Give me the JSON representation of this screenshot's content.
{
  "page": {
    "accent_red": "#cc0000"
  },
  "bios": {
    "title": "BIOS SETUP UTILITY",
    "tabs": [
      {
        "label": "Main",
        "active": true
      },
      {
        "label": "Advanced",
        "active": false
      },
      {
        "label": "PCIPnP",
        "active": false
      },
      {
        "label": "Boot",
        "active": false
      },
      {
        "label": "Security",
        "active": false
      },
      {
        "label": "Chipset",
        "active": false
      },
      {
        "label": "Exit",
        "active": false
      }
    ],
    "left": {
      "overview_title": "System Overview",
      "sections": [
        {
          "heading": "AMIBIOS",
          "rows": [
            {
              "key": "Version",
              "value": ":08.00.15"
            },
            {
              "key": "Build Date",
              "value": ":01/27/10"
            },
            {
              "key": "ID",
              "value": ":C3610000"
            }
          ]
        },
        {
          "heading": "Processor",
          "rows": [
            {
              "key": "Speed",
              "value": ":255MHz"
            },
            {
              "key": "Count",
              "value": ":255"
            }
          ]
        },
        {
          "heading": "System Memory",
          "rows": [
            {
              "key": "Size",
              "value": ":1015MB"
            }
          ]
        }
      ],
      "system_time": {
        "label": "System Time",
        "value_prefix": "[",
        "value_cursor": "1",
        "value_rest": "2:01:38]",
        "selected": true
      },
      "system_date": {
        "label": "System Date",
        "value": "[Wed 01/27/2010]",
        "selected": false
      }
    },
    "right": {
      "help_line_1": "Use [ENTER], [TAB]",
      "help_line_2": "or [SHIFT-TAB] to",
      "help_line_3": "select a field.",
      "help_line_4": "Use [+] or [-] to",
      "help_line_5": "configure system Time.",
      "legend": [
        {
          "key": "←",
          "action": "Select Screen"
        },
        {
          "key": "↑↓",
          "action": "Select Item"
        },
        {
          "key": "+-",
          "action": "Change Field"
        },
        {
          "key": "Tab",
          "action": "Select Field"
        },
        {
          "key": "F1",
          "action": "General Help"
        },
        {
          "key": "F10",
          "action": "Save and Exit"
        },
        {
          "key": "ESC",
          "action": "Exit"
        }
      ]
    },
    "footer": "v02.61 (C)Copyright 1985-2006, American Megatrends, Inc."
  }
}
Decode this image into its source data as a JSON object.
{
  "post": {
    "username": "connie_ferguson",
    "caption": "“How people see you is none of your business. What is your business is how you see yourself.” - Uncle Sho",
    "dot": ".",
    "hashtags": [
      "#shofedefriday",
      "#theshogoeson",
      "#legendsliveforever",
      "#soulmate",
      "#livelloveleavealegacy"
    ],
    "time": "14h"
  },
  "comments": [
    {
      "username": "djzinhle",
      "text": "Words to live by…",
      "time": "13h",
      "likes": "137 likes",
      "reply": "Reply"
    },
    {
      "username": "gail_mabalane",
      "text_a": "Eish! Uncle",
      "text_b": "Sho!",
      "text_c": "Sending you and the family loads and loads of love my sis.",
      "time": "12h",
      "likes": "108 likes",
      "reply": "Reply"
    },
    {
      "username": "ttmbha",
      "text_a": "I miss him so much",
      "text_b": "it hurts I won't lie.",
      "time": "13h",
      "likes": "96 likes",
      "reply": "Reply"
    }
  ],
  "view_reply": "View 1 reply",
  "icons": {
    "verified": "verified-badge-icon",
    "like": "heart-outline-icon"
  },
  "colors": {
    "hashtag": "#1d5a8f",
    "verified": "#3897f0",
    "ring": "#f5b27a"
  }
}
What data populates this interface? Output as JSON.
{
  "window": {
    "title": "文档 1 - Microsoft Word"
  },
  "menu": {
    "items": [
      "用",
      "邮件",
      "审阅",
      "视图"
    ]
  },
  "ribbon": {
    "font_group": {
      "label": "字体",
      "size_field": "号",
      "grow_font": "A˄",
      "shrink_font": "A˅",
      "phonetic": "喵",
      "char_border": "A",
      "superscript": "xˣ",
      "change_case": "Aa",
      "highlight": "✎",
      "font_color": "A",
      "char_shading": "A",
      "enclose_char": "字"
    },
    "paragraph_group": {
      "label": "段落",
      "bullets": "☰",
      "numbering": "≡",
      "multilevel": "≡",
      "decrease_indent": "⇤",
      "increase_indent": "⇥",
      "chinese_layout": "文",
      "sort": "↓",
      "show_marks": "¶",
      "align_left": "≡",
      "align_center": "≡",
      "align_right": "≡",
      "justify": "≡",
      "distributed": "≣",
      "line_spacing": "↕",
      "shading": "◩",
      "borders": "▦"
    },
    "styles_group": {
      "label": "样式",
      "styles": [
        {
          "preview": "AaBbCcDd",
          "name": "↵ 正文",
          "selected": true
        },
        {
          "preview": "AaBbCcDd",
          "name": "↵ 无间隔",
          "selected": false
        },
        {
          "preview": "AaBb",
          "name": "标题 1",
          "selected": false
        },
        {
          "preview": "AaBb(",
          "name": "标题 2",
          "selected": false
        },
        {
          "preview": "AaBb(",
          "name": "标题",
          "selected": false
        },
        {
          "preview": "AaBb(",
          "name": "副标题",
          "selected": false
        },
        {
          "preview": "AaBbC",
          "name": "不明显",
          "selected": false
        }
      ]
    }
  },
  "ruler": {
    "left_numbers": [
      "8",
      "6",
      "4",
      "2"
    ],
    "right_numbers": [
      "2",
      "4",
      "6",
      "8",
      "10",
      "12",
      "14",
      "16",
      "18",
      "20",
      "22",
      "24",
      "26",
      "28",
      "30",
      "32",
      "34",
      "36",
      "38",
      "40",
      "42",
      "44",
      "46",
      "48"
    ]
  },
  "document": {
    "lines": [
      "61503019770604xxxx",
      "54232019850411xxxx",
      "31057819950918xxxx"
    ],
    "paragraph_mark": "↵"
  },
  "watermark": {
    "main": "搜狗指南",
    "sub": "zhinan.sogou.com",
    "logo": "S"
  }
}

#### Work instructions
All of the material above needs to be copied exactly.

#### Task result
Give me the JSON representation of this screenshot's content.
{
  "page": {
    "accent_red": "#cc0000"
  },
  "bios": {
    "title": "BIOS SETUP UTILITY",
    "tabs": [
      {
        "label": "Main",
        "active": true
      },
      {
        "label": "Advanced",
        "active": false
      },
      {
        "label": "PCIPnP",
        "active": false
      },
      {
        "label": "Boot",
        "active": false
      },
      {
        "label": "Security",
        "active": false
      },
      {
        "label": "Chipset",
        "active": false
      },
      {
        "label": "Exit",
        "active": false
      }
    ],
    "left": {
      "overview_title": "System Overview",
      "sections": [
        {
          "heading": "AMIBIOS",
          "rows": [
            {
              "key": "Version",
              "value": ":08.00.15"
            },
            {
              "key": "Build Date",
              "value": ":01/27/10"
            },
            {
              "key": "ID",
              "value": ":C3610000"
            }
          ]
        },
        {
          "heading": "Processor",
          "rows": [
            {
              "key": "Speed",
              "value": ":255MHz"
            },
            {
              "key": "Count",
              "value": ":255"
            }
          ]
        },
        {
          "heading": "System Memory",
          "rows": [
            {
              "key": "Size",
              "value": ":1015MB"
            }
          ]
        }
      ],
      "system_time": {
        "label": "System Time",
        "value_prefix": "[",
        "value_cursor": "1",
        "value_rest": "2:01:38]",
        "selected": true
      },
      "system_date": {
        "label": "System Date",
        "value": "[Wed 01/27/2010]",
        "selected": false
      }
    },
    "right": {
      "help_line_1": "Use [ENTER], [TAB]",
      "help_line_2": "or [SHIFT-TAB] to",
      "help_line_3": "select a field.",
      "help_line_4": "Use [+] or [-] to",
      "help_line_5": "configure system Time.",
      "legend": [
        {
          "key": "←",
          "action": "Select Screen"
        },
        {
          "key": "↑↓",
          "action": "Select Item"
        },
        {
          "key": "+-",
          "action": "Change Field"
        },
        {
          "key": "Tab",
          "action": "Select Field"
        },
        {
          "key": "F1",
          "action": "General Help"
        },
        {
          "key": "F10",
          "action": "Save and Exit"
        },
        {
          "key": "ESC",
          "action": "Exit"
        }
      ]
    },
    "footer": "v02.61 (C)Copyright 1985-2006, American Megatrends, Inc."
  }
}
Decode this image into its source data as a JSON object.
{
  "post": {
    "username": "connie_ferguson",
    "caption": "“How people see you is none of your business. What is your business is how you see yourself.” - Uncle Sho",
    "dot": ".",
    "hashtags": [
      "#shofedefriday",
      "#theshogoeson",
      "#legendsliveforever",
      "#soulmate",
      "#livelloveleavealegacy"
    ],
    "time": "14h"
  },
  "comments": [
    {
      "username": "djzinhle",
      "text": "Words to live by…",
      "time": "13h",
      "likes": "137 likes",
      "reply": "Reply"
    },
    {
      "username": "gail_mabalane",
      "text_a": "Eish! Uncle",
      "text_b": "Sho!",
      "text_c": "Sending you and the family loads and loads of love my sis.",
      "time": "12h",
      "likes": "108 likes",
      "reply": "Reply"
    },
    {
      "username": "ttmbha",
      "text_a": "I miss him so much",
      "text_b": "it hurts I won't lie.",
      "time": "13h",
      "likes": "96 likes",
      "reply": "Reply"
    }
  ],
  "view_reply": "View 1 reply",
  "icons": {
    "verified": "verified-badge-icon",
    "like": "heart-outline-icon"
  },
  "colors": {
    "hashtag": "#1d5a8f",
    "verified": "#3897f0",
    "ring": "#f5b27a"
  }
}
What data populates this interface? Output as JSON.
{
  "window": {
    "title": "文档 1 - Microsoft Word"
  },
  "menu": {
    "items": [
      "用",
      "邮件",
      "审阅",
      "视图"
    ]
  },
  "ribbon": {
    "font_group": {
      "label": "字体",
      "size_field": "号",
      "grow_font": "A˄",
      "shrink_font": "A˅",
      "phonetic": "喵",
      "char_border": "A",
      "superscript": "xˣ",
      "change_case": "Aa",
      "highlight": "✎",
      "font_color": "A",
      "char_shading": "A",
      "enclose_char": "字"
    },
    "paragraph_group": {
      "label": "段落",
      "bullets": "☰",
      "numbering": "≡",
      "multilevel": "≡",
      "decrease_indent": "⇤",
      "increase_indent": "⇥",
      "chinese_layout": "文",
      "sort": "↓",
      "show_marks": "¶",
      "align_left": "≡",
      "align_center": "≡",
      "align_right": "≡",
      "justify": "≡",
      "distributed": "≣",
      "line_spacing": "↕",
      "shading": "◩",
      "borders": "▦"
    },
    "styles_group": {
      "label": "样式",
      "styles": [
        {
          "preview": "AaBbCcDd",
          "name": "↵ 正文",
          "selected": true
        },
        {
          "preview": "AaBbCcDd",
          "name": "↵ 无间隔",
          "selected": false
        },
        {
          "preview": "AaBb",
          "name": "标题 1",
          "selected": false
        },
        {
          "preview": "AaBb(",
          "name": "标题 2",
          "selected": false
        },
        {
          "preview": "AaBb(",
          "name": "标题",
          "selected": false
        },
        {
          "preview": "AaBb(",
          "name": "副标题",
          "selected": false
        },
        {
          "preview": "AaBbC",
          "name": "不明显",
          "selected": false
        }
      ]
    }
  },
  "ruler": {
    "left_numbers": [
      "8",
      "6",
      "4",
      "2"
    ],
    "right_numbers": [
      "2",
      "4",
      "6",
      "8",
      "10",
      "12",
      "14",
      "16",
      "18",
      "20",
      "22",
      "24",
      "26",
      "28",
      "30",
      "32",
      "34",
      "36",
      "38",
      "40",
      "42",
      "44",
      "46",
      "48"
    ]
  },
  "document": {
    "lines": [
      "61503019770604xxxx",
      "54232019850411xxxx",
      "31057819950918xxxx"
    ],
    "paragraph_mark": "↵"
  },
  "watermark": {
    "main": "搜狗指南",
    "sub": "zhinan.sogou.com",
    "logo": "S"
  }
}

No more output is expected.